1972 Fiat 500L

The Nuova 500 was a staple of the Italian motorways from the late 1950s through the 1970s. With its simple design, small footprint and clever use of space, it provided freedom to the masses with asking little in return. Today, there are still plenty on the roads, both in Italy and abroad and have amassed a loyal following. Part of its legacy is its modern day interpretation, the "Nuova" Nuova 500, if you will. While it has had slightly disappointing sales in the US market, it has relaunched the Fiat brand and reintroduced the fun of Italian motoring to a new generation of Americans.

This particular 1972 500L was one of those cars that caught my eye. It's stance, contrasting wheels and subtle modifications make this a tasty little number. It's stance gives the suggestion that it's ready to pounce at any minute.

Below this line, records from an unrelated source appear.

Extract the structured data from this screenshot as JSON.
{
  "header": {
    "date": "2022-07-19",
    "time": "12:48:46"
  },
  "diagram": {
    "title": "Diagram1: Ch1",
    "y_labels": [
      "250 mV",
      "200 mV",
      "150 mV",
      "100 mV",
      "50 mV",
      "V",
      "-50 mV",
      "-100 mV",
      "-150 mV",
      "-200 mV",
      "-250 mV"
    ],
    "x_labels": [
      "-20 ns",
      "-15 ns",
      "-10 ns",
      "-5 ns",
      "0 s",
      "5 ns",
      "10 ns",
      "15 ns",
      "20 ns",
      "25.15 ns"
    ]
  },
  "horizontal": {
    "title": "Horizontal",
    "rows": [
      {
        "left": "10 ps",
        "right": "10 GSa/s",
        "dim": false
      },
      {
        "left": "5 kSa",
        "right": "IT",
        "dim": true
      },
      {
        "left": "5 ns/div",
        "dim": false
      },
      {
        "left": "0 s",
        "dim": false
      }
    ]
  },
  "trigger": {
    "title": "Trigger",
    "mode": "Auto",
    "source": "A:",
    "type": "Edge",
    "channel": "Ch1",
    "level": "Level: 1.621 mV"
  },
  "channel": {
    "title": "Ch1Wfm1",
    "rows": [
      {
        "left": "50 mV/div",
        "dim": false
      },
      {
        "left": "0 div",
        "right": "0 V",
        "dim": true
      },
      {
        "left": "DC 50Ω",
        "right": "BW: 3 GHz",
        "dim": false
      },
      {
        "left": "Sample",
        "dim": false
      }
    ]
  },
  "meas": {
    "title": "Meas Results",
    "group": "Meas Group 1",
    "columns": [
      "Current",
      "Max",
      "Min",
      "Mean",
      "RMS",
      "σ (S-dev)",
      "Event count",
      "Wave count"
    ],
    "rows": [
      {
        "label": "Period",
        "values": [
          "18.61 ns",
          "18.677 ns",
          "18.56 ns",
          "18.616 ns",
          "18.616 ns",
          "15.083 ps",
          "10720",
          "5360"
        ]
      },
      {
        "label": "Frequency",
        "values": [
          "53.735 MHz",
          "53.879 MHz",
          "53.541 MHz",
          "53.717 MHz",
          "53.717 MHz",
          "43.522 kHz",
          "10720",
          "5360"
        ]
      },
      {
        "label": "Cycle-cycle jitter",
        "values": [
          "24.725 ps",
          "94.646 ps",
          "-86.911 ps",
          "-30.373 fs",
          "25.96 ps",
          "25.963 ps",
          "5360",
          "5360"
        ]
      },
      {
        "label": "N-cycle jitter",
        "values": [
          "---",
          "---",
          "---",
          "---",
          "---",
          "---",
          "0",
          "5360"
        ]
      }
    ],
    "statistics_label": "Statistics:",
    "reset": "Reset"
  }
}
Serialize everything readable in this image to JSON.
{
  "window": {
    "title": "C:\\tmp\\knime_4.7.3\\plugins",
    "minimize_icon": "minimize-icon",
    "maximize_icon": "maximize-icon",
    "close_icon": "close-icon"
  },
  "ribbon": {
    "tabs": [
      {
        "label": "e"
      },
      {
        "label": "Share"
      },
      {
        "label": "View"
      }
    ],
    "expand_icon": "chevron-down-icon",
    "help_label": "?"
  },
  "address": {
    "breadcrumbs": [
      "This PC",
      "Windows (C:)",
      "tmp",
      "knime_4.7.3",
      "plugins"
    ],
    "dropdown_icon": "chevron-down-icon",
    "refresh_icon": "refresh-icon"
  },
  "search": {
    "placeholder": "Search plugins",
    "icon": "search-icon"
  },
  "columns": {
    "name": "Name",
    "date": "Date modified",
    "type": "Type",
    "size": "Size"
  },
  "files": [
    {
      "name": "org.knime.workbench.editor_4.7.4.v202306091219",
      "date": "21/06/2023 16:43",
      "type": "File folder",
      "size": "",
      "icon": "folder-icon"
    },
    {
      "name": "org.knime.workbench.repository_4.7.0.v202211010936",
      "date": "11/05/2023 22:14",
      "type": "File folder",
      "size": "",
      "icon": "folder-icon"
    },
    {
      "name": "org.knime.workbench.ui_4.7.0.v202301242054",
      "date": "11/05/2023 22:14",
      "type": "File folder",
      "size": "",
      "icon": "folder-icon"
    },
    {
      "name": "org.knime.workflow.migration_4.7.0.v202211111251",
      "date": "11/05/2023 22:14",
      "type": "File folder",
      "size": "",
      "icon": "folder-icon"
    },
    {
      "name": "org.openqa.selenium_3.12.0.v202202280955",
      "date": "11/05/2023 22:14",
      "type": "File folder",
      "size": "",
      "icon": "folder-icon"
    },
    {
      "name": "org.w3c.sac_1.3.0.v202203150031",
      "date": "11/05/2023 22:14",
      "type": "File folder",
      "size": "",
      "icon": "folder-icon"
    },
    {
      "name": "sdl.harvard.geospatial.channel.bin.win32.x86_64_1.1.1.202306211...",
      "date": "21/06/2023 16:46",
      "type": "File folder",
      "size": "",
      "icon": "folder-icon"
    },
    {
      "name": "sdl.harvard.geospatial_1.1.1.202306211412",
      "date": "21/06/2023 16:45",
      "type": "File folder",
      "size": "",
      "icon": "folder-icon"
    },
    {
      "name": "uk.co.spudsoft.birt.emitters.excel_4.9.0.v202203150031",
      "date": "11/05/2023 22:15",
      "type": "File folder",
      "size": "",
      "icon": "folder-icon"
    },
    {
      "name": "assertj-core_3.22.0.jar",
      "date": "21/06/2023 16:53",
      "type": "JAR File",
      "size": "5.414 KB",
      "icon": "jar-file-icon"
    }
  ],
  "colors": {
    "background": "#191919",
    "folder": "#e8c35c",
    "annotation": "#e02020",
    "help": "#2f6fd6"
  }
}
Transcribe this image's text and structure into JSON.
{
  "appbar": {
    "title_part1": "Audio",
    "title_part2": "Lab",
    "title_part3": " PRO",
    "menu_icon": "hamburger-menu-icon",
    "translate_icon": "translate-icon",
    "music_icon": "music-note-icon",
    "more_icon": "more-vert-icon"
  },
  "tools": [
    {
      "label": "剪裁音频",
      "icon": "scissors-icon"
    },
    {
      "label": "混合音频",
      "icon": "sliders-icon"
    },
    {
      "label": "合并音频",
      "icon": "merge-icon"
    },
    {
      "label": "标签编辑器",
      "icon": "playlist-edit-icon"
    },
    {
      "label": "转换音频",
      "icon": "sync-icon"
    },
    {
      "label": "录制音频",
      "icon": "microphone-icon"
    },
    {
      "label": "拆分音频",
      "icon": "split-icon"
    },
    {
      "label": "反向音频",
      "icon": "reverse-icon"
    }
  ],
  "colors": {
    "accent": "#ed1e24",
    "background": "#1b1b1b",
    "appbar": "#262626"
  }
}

1972 Fiat 500L

This 1972 Fiat 500L was imported from Italy about 7 years ago. Fully restored with new 650cc engine and transmission, new wheels including tubes and tires about 1 year ago, Abarth steering wheel and shift knob, Giannini oil pan, electronic ignition, new top, new interior and much more.
Odometer shows 49,049 kilometers. The car runs very good, good engine and transmission, good brakes. Just a good strong little Cinquecento. Everything works with the exception of the fuel gauge. Inspections are welcome. I actually encourage inspections since this vehicle is being sold as is with no warranty stated or implied. I am not a dealer and am describing this car as best as i can. I am very conservative with my descriptions as you can see from my feedback. If you plan on driving or inspecting this vehicle please do so before bidding. Clear N.J title in hand.

These 500s are great little cars, cheap to run, easy on gas and elicit more stares than most Ferraris and Lamborghinis. Within the last half year, I've seen similar 500s range anywhere from $6,000 up to $12,000 and a little beyond, depending on condition. Most solid 500s in good condition, such as this, settle in around $8,000 to $10,000. This is a small price to pay for what amounts to one of the most legendary motors of the last century.